Here is an attempt to make a case that the DNA evidence implies Zimmerman's guilt. Capehart
'is a member of the Post editorial board and writes about politics and social issues for the PostPartisan blog.' That's a long way from being a forensics expert. I don't understand why Capehart gets so much attention.
In the column, Capehart only mentions one source he consulted on interpreting the evidence. That source is a former prosecutor, so also not a forensic specialist. Could Capehart not find one person who actually works in the field to say what he wanted? How much shopping did it take to find the source he did use?
The column doesn't mention the effect of the rain. The rain would wash away particulate evidence and, as Redbrow has pointed out, dampness promotes the multiplication of DNA-devouring bacteria. If Capehart asked his consulant how a rainy environment wold affect his analysis, he must not have liked the answers.
Near the beginning, this:
Despite claims that Trayvon grabbed Zimmermanís gun, Trayvonís DNA was not found on the weapon or its holster.
The link reveals that the 'claims' are those of Mark Osterman, not Zimmerman or his defense team. The subtitle of the book review is:
A new book written by George Zimmermanís best friend offers a sharply different account of the night Trayvon Martin died.

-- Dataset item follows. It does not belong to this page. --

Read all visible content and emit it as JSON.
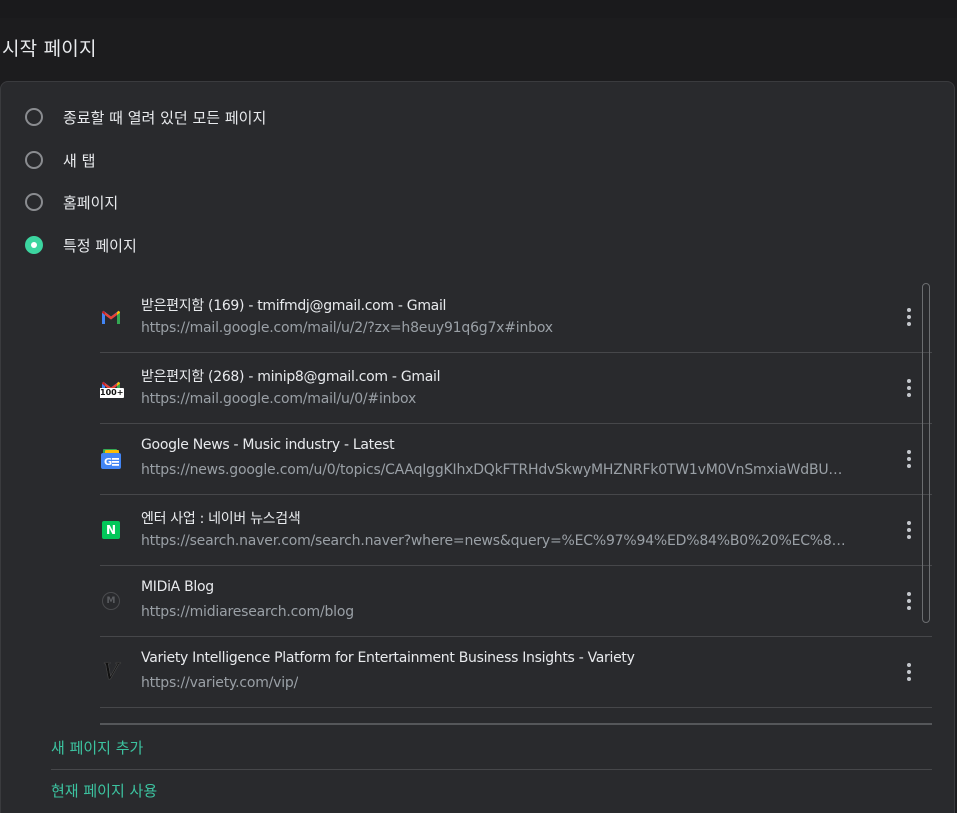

It's fifth sentence is:
Zimmerman never said that to the police.
This bit of disingenousness, and Capehart's incuriosity about the forensic impact of rain, together destroy Capehart's credibility in my opinion.